California’s geography and development pattern contributed to a history of air pollution and emission issues relating to cars dating back to the 1960s, which caused it to adopt pollution laws before the federal government. Because of this, in 1970 Congress authorized California to adopt stricter motor vehicle emission standards than the enacted federal requirements under the Clean Air Act; however, the state must receive a waiver from the Environmental Protection Agency (EPA) to enact its standards under Section 209. These can then be adopted by other states in lieu of the federal standards per Section 177 of the Clean Air Act, provided they are identical to California’s standards. While California is the only state to be granted such an exemption by the EPA, 15 states have adopted California’s standards.

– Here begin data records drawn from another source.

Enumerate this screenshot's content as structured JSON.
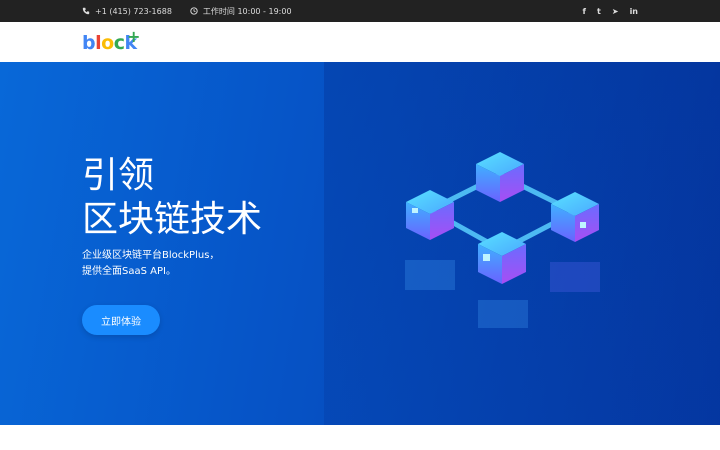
{
  "topbar": {
    "phone_icon": "phone-icon",
    "phone": "+1 (415) 723-1688",
    "clock_icon": "clock-icon",
    "hours": "工作时间 10:00 - 19:00",
    "social": [
      {
        "name": "facebook-icon",
        "glyph": "f"
      },
      {
        "name": "twitter-icon",
        "glyph": "t"
      },
      {
        "name": "telegram-icon",
        "glyph": "➤"
      },
      {
        "name": "linkedin-icon",
        "glyph": "in"
      }
    ]
  },
  "logo": {
    "letters": [
      {
        "char": "b",
        "color": "#4285f4"
      },
      {
        "char": "l",
        "color": "#ea4335"
      },
      {
        "char": "o",
        "color": "#fbbc05"
      },
      {
        "char": "c",
        "color": "#34a853"
      },
      {
        "char": "k",
        "color": "#4285f4"
      }
    ],
    "plus": "+"
  },
  "hero": {
    "title_line1": "引领",
    "title_line2": "区块链技术",
    "description": "企业级区块链平台BlockPlus，提供全面SaaS API。",
    "cta_label": "立即体验"
  },
  "colors": {
    "topbar_bg": "#222222",
    "hero_blue": "#0654c7",
    "cta_blue": "#1a8cff"
  }
}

This waiver system has allowed California to provide the de-facto U.S. standard for car and truck emission controls. In order for automakers to sell their vehicles nationwide, they have to comply with California’s tougher standards.

Regulators in California and the corresponding Section 177 states have relied on the waiver process to help drive down air pollution and greenhouse gas emission levels, and make automakers develop more efficient vehicles. In 2002, California created state standards for greenhouse gas emissions from motor vehicles known as the Pavely Law, which has helped cut the level of California emissions from cars and trucks by almost a third since 2009. In December 2012, the EPA granted California the ability to implement its Advanced Clean Cars Program for model years 2015-2025, imposing stricter fleet average standards on cars and light-duty trucks and setting a goal that 15 percent of all new vehicle sales in the state be represented by zero-emission vehicles by 2025.

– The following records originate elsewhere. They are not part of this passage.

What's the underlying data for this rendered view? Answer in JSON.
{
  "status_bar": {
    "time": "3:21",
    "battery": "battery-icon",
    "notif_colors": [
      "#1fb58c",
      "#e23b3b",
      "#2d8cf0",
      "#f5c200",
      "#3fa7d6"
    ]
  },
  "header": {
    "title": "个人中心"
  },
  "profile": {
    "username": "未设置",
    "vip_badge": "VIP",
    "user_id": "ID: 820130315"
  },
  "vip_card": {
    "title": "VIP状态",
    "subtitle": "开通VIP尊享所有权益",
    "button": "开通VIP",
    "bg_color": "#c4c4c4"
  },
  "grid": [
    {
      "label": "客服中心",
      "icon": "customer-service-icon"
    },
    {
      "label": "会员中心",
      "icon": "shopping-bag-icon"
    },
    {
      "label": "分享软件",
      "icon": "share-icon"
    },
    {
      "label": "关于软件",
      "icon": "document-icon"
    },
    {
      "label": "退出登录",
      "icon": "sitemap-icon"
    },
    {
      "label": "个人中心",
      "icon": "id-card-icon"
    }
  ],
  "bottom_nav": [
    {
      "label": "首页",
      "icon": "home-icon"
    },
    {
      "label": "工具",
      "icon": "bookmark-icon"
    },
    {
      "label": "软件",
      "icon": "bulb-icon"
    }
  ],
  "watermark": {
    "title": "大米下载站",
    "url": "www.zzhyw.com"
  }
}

When Scott Pruitt was asked by California Senator Kamala Harris if he would continue to grant her state a waiver should he be confirmed as the new EPA Administrator, Pruitt said he is planning to review the waiver process and declined to guarantee the continuation of California's waiver before completing such a review. If the waiver is retracted, it could carry grave implications for the future of not only California’s climate policies, but also for those of the states that have chosen to adopt California’s standards. Around 40 percent of cars in the United States are sold in California or in a state that has adopted its standards.

As the attorney general of Oklahoma, Pruitt sued the EPA 14 times, arguing that the agency was infringing on his state's right to adopt its own environmental rules. This suggests he might be open to letting California set its own regulations. If Pruitt were to side against the waiver, California would likely sue the EPA in defense of states’ rights, tying up the rule in court for years.


Author: Andrew Wollenberg